Ask the Agent: Do I Need Multiple Insurance Policies for Multiple Properties?

Oct 6, 2017 3 min read

Whether you own rental properties or a vacation home, you’re responsible for multiple properties. Do you need insurance for each location? And how do you know that you have the right amount of coverage? One easy way to be sure is to schedule a SuperCheck® with your Farm Bureau agent to discuss your coverage needs.  We understand you may have a few questions before you meet with your agent, so we’ve compiled answers to the most frequently asked questions here.


Q. I have a second home – do I need to have a separate insurance policies for that property in addition to my primary residence?

A. When you own at least one property, you definitely want to be confident that your insurance coverage is keeping up. If you own a vacation home or a rental home, you’ll want a policy that covers the second home -- but before buying a second policy, check with your agent: It could be added to your existing homeowner’s policy. Have a conversation with your Farm Bureau agent about extending coverage to a secondary residence. (If the property is a rental property owned by an LLC or shelter corporation, you may need to consider a separate policy.)


Q. What is the advantage of covering multiple properties under the same policy?

A. One policy means one premium, which simplifies things. Depending on the policy, you could save money having one policy that covers multiple properties. You could save on deductibles if your properties have damage during the same event. For example, if hail hits three houses you own on the same street (and all three are on the same policy) with Farm Bureau Member’s Choice, you will pay only one deductible instead of three individual deductibles. This can be a huge cost-saving for the homeowner if a storm hits and there is damage to fix!


Q. I live in Iowa, but own a vacant lot in Florida that I hope to build a dream home on some day. Will my homeowner’s policy protect me if somebody hurts themselves on my Florida property?

A. Your homeowner’s policy is designed to cover your primary home in Iowa, but you can still extend liability coverage to your property in another state (even outside the Farm Bureau coverage area) to cover against damages someone may incur while on your property. Talk to your Farm Bureau agent to discuss the specific details of your policy.


Q. I have a vacation home in Minnesota. I would prefer to have an agent that is local to the lake home. Can a Farm Bureau agent insure my lake home even though they don’t insure my primary residence?

A. Farm Bureau is able to provide coverage for a secondary home without insuring the primary and it will tailor the liability coverage to dovetail with your primary homeowners insurance. Contact a Farm Bureau Financial Services agent near your lake home and inquire about the best way to cover it.


Q. I like to store my boat at my vacation home instead of hauling it back and forth – is it covered?

A. Talk to your Farm Bureau agent. Depending on your situation, you may be able to write this in under your homeowner’s policy coverage, so a separate auto policy may not be necessary. While you’re there, ask your agent about covering docks and hoists, too. It’s likely that one policy could cover it all!


Q. I only live in my vacation home part of the time; do I need to insure when I’m not there?

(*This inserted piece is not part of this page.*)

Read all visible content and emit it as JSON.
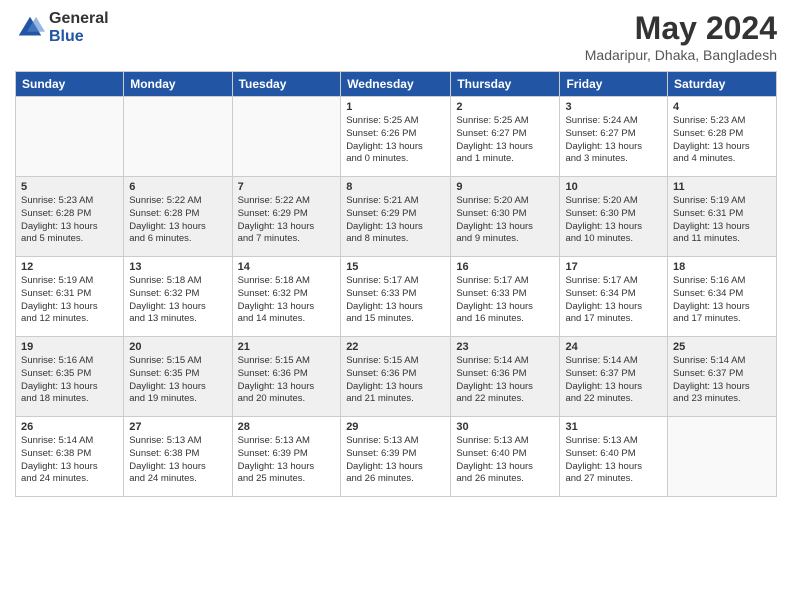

A. It may seem counter-intuitive, but it’s almost more important to cover your property when you’re not there. Think about it this way – if your pipes burst or you have storm damage at your vacation home while you are at your primary residence, you don’t want to lose everything in your vacation home that you have worked hard for. You have insurance coverage to protect against the unexpected, and to pay for repairs when you’re not there. We always recommend that you have continuous coverage for all properties you own year-round.


Q. Is there anything I can do to further prevent damage to vacation homes while I’m not there?

A. An ounce of prevention is always the best method: Before you leave for an extended period of time, be sure to set the thermostat to maintain proper temperatures (heat in the winter and cool in the summer) to prevent pipes from freezing or bursting. Have someone you trust check on the property periodically to monitor for plumbing issues or storm damage. And consider talking to your Farm Bureau agent about Residential Equipment Breakdown coverage. This optional coverage can be added to your homeowner’s policy to protect against damages incurred by power surges and other problems you may have with your electrical appliances. (Keep in mind, this is designed to protect against damage, not normal wear on your appliances.)


Having a vacation home or rental property shouldn’t mean added worry or stress. Contact your Farm Bureau agent to do a SuperCheck, and rest assured knowing you are covered.

Want to learn more?

Contact a local FBFS agent or advisor for answers personalized to you.